WHAT YOU WILL DO
Go through the listing below and list every line with "Handler".

____ GIVEN ENTRIES

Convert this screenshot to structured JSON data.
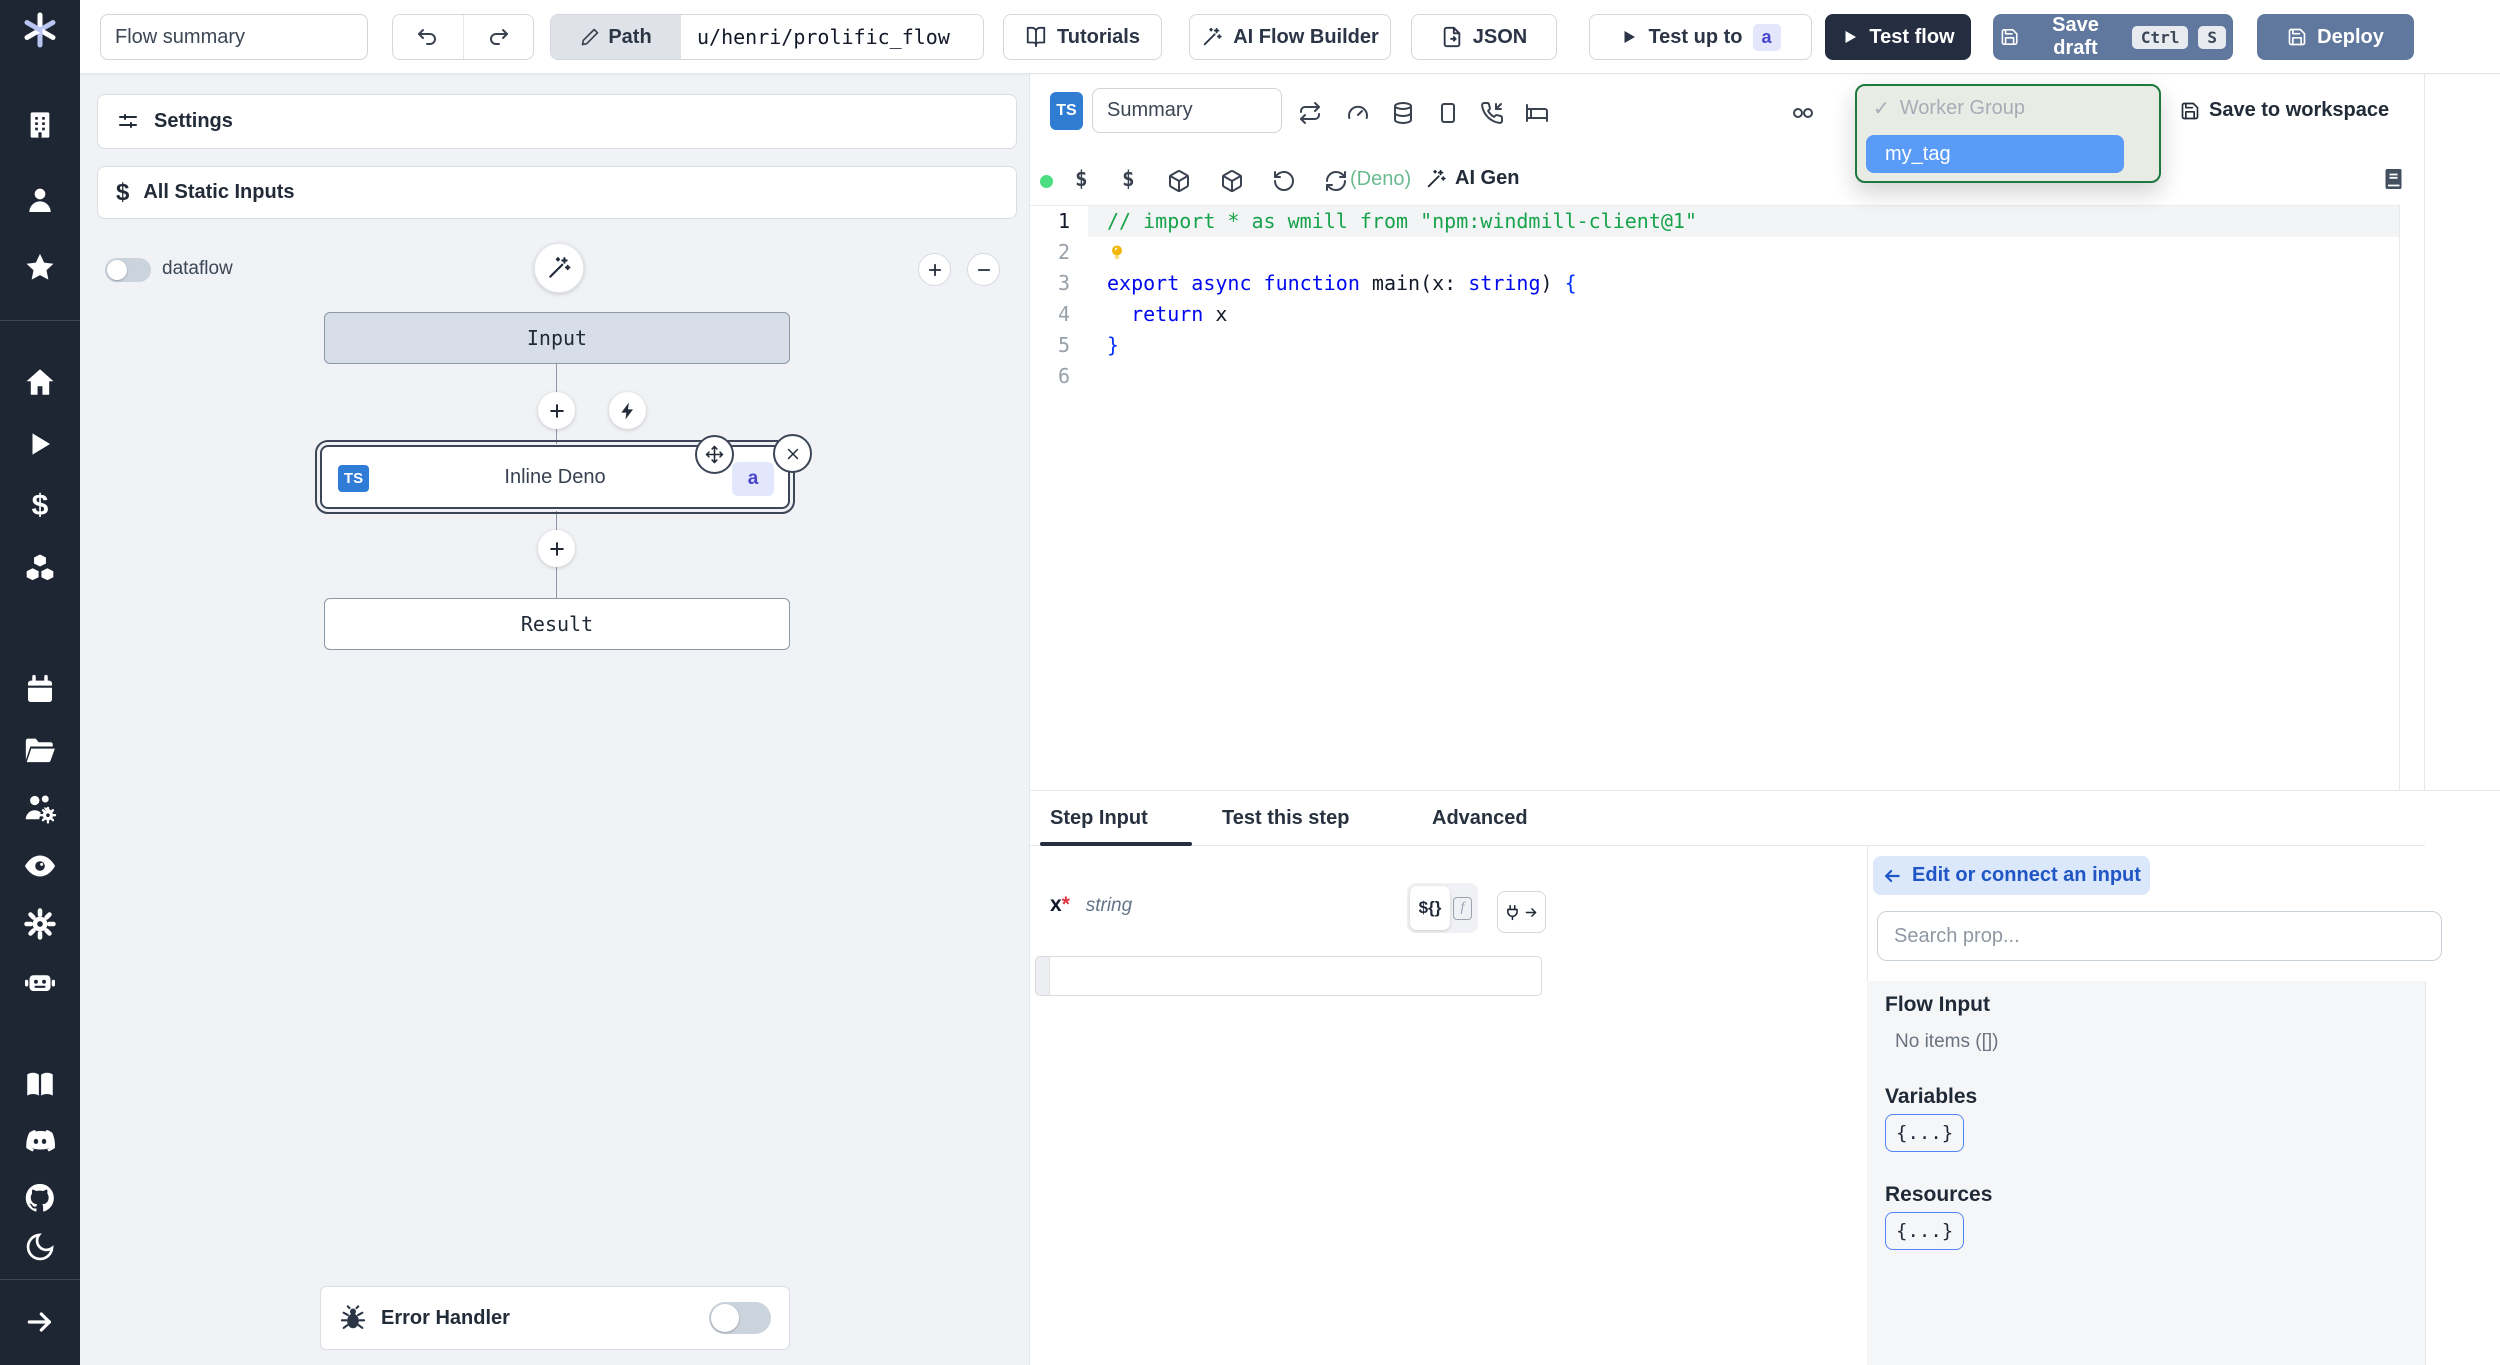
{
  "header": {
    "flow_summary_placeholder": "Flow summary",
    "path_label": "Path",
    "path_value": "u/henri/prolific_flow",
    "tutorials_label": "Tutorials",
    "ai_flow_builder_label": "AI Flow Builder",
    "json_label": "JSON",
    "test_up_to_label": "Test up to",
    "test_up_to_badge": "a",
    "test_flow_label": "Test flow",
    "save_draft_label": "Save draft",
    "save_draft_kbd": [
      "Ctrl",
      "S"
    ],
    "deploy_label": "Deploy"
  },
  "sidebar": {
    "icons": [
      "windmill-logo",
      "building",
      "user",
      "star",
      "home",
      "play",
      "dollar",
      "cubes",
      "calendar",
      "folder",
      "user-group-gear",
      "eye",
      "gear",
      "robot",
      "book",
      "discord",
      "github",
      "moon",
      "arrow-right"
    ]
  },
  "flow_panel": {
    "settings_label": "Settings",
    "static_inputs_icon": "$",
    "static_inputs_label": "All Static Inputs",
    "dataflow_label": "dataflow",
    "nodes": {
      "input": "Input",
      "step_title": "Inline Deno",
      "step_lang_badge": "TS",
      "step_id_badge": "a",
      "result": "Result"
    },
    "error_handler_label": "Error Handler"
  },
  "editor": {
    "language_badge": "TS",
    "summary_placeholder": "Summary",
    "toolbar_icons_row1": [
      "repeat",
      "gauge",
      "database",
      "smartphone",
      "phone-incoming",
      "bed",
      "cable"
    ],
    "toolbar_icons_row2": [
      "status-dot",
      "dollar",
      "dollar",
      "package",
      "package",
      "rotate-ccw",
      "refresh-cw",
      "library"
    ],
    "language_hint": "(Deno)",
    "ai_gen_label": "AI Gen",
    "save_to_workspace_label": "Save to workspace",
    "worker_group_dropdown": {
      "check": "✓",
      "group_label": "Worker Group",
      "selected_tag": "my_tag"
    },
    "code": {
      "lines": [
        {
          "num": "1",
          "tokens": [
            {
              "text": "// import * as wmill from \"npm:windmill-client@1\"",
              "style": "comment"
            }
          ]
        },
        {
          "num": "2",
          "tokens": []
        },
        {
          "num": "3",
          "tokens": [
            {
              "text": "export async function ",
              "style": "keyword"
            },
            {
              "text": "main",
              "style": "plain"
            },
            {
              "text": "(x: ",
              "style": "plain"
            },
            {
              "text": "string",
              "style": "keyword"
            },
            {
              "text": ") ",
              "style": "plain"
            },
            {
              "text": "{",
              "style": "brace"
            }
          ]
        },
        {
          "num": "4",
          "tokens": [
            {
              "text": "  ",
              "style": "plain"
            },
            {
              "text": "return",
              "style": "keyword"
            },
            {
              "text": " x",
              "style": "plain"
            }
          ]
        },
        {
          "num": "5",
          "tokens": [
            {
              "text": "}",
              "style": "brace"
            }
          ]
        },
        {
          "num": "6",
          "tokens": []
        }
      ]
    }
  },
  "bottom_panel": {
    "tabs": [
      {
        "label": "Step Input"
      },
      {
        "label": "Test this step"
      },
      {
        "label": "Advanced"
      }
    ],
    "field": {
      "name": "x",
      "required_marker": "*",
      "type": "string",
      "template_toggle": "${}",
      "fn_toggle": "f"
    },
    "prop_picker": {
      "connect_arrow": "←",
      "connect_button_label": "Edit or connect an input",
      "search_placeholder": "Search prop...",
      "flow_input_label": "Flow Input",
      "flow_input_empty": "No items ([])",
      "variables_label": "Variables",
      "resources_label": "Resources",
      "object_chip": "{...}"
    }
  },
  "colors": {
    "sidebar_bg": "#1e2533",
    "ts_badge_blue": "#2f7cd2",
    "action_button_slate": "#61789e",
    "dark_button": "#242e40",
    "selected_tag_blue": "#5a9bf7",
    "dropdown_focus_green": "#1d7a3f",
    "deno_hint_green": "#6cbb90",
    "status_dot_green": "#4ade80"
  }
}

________
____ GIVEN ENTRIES

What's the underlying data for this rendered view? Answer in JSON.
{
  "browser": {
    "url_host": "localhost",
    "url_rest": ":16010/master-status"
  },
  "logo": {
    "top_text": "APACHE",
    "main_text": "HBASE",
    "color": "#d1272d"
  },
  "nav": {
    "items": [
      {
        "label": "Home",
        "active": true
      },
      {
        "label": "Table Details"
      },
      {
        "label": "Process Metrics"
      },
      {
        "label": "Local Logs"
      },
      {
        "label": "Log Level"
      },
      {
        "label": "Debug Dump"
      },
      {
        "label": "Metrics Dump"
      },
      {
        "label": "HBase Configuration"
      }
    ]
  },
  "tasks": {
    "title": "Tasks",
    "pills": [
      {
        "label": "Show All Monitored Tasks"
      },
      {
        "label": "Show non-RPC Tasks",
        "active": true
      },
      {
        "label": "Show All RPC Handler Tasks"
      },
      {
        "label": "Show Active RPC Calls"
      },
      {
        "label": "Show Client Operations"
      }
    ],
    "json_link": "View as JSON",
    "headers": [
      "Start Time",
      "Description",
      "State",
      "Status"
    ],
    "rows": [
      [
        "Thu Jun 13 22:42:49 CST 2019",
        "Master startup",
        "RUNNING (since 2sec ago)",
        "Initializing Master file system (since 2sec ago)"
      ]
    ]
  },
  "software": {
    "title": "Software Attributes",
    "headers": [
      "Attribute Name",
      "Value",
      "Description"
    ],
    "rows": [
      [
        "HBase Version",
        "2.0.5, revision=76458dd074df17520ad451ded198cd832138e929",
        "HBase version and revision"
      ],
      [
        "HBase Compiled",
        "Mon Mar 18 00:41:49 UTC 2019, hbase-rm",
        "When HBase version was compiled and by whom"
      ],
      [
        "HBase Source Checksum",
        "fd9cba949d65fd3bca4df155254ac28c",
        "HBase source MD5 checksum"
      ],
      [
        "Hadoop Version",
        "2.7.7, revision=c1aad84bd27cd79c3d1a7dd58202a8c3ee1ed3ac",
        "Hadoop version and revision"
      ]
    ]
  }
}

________

PROBLEM SOLUTION
    "error_handler_label": "Error Handler"
        "label": "Show All RPC Handler Tasks"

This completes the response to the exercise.